In the 1990s, organizations like Global Network Against Weapons and Nuclear Power in Space, submitted testimony to Congress on the potential problems of new classes of spy satellites. We were privately told by Air Force officials that the protests were appreciated, because no member of Congress ever raised these issues. Most members wouldn't know the difference between imaging and signals satellites in the first place, and virtually all members of Congress did not want to learn more about the NRO or NSA - rubber-stamping any new project was preferred. This led to huge scandals in the mid-1990s -- at one point, NRO Director Jeff Harris was removed from the agency because he could not account for $2.5 billion of the agency's annual budget.

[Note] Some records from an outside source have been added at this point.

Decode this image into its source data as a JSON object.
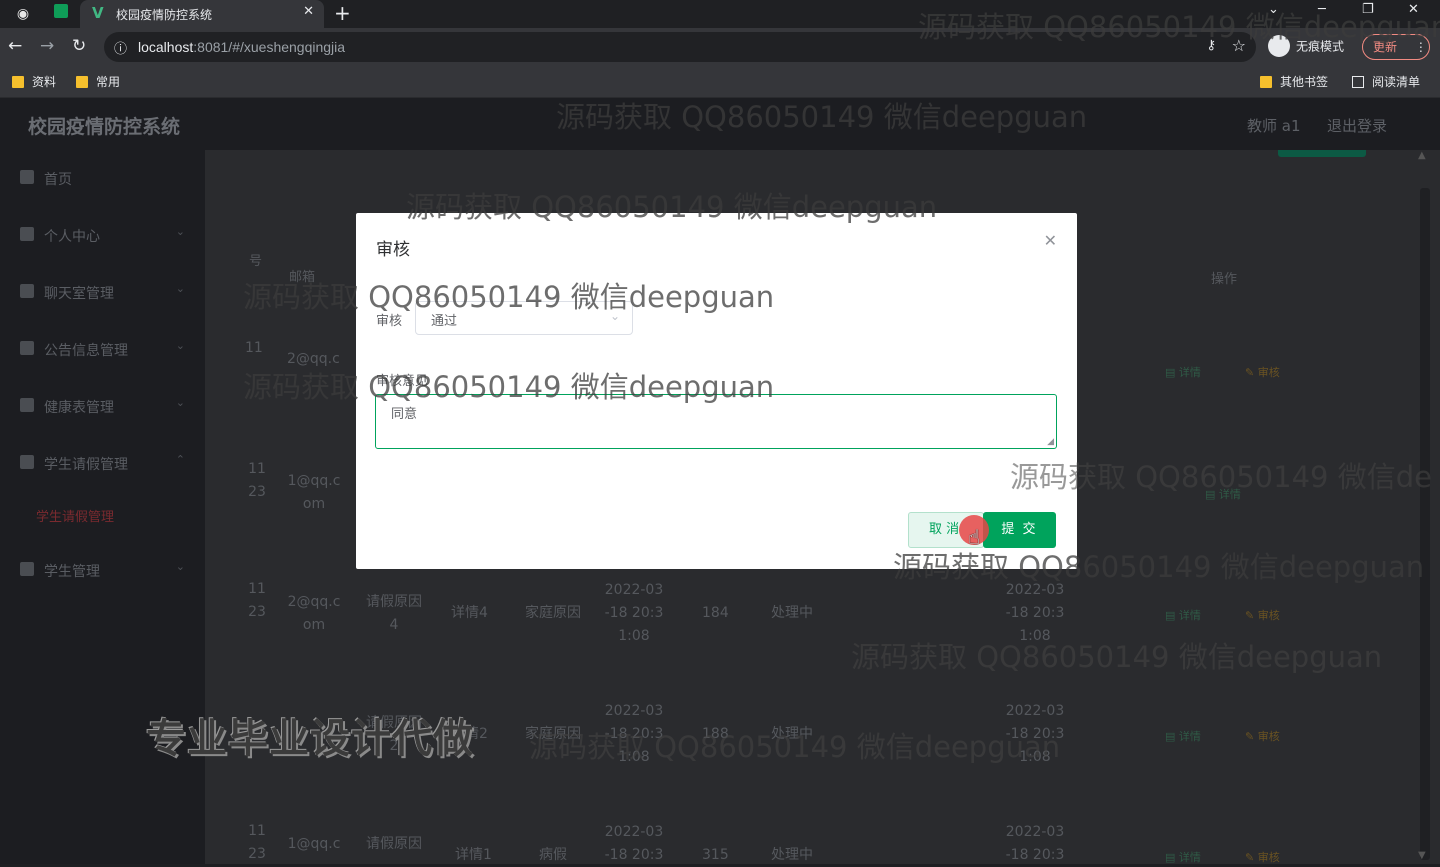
{
  "browser": {
    "tab_title": "校园疫情防控系统",
    "url_host": "localhost",
    "url_rest": ":8081/#/xueshengqingjia",
    "incognito_label": "无痕模式",
    "update_label": "更新",
    "bookmarks": [
      "资料",
      "常用"
    ],
    "bookmarks_right": [
      "其他书签",
      "阅读清单"
    ]
  },
  "app": {
    "title": "校园疫情防控系统",
    "user_label": "教师 a1",
    "logout_label": "退出登录"
  },
  "sidebar": {
    "items": [
      {
        "label": "首页",
        "icon": "home-icon"
      },
      {
        "label": "个人中心",
        "icon": "user-icon"
      },
      {
        "label": "聊天室管理",
        "icon": "chat-icon"
      },
      {
        "label": "公告信息管理",
        "icon": "notice-icon"
      },
      {
        "label": "健康表管理",
        "icon": "health-icon"
      },
      {
        "label": "学生请假管理",
        "icon": "flag-icon"
      },
      {
        "label": "学生管理",
        "icon": "student-icon"
      }
    ],
    "active_sub": "学生请假管理"
  },
  "table": {
    "col_index_fragment": "号",
    "col_email": "邮箱",
    "col_action": "操作",
    "action_detail": "详情",
    "action_review": "审核",
    "rows": [
      {
        "id_a": "11",
        "id_b": "",
        "email_a": "2@qq.c",
        "email_b": "",
        "reason_a": "",
        "reason_b": "",
        "detail": "",
        "type": "",
        "time_a": "",
        "time_b": "",
        "time_c": "",
        "days": "",
        "status": "",
        "t2_a": "",
        "t2_b": "",
        "t2_c": ""
      },
      {
        "id_a": "11",
        "id_b": "23",
        "email_a": "1@qq.c",
        "email_b": "om",
        "reason_a": "",
        "reason_b": "",
        "detail": "",
        "type": "",
        "time_a": "",
        "time_b": "",
        "time_c": "",
        "days": "",
        "status": "",
        "t2_a": "",
        "t2_b": "",
        "t2_c": ""
      },
      {
        "id_a": "11",
        "id_b": "23",
        "email_a": "2@qq.c",
        "email_b": "om",
        "reason_a": "请假原因",
        "reason_b": "4",
        "detail": "详情4",
        "type": "家庭原因",
        "time_a": "2022-03",
        "time_b": "-18 20:3",
        "time_c": "1:08",
        "days": "184",
        "status": "处理中",
        "t2_a": "2022-03",
        "t2_b": "-18 20:3",
        "t2_c": "1:08"
      },
      {
        "id_a": "",
        "id_b": "",
        "email_a": "",
        "email_b": "",
        "reason_a": "请假原因",
        "reason_b": "2",
        "detail": "详情2",
        "type": "家庭原因",
        "time_a": "2022-03",
        "time_b": "-18 20:3",
        "time_c": "1:08",
        "days": "188",
        "status": "处理中",
        "t2_a": "2022-03",
        "t2_b": "-18 20:3",
        "t2_c": "1:08"
      },
      {
        "id_a": "11",
        "id_b": "23",
        "email_a": "1@qq.c",
        "email_b": "",
        "reason_a": "请假原因",
        "reason_b": "",
        "detail": "详情1",
        "type": "病假",
        "time_a": "2022-03",
        "time_b": "-18 20:3",
        "time_c": "",
        "days": "315",
        "status": "处理中",
        "t2_a": "2022-03",
        "t2_b": "-18 20:3",
        "t2_c": ""
      }
    ]
  },
  "dialog": {
    "title": "审核",
    "review_label": "审核",
    "review_value": "通过",
    "opinion_label": "审核意见",
    "opinion_value": "同意",
    "cancel_label": "取 消",
    "submit_label": "提 交"
  },
  "watermarks": {
    "text": "源码获取 QQ86050149 微信deepguan",
    "text_cut_1": "源码获取 QQ86050149 微信deepguan",
    "text_cut_2": "源码获取 QQ86050149 微信de",
    "promo": "专业毕业设计代做"
  }
}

The NRO influence and budget continued to grow following Sept. 11, and continues to grow today. Its classified budget is believed to exceed $15 billion. The NRO launched six satellites in the course of 2012, of which citizens were allowed to learn virtually nothing, and the agency expanded staff at its Chantilly, VA headquarters and at Buckley AFB in Aurora, CO. What happens if a contractor is upset about satellite capabilities and decides to reveal information a la Edward Snowden? Do American citizens need to know each orbital plane and each frequency band of all of NRO's spy satellites? Perhaps not. But does the public deserve to know about the general class of advanced spy satellites like Advanced Orion and Advanced Jumpseat, and their possible role in violating civil liberties? Of course they do. But the attitude of the Obama administration, and 90 percent of the members of Congress, is that the public has no right to be asking about technical intelligence agencies in the first place, let alone the right to deserve honest answers.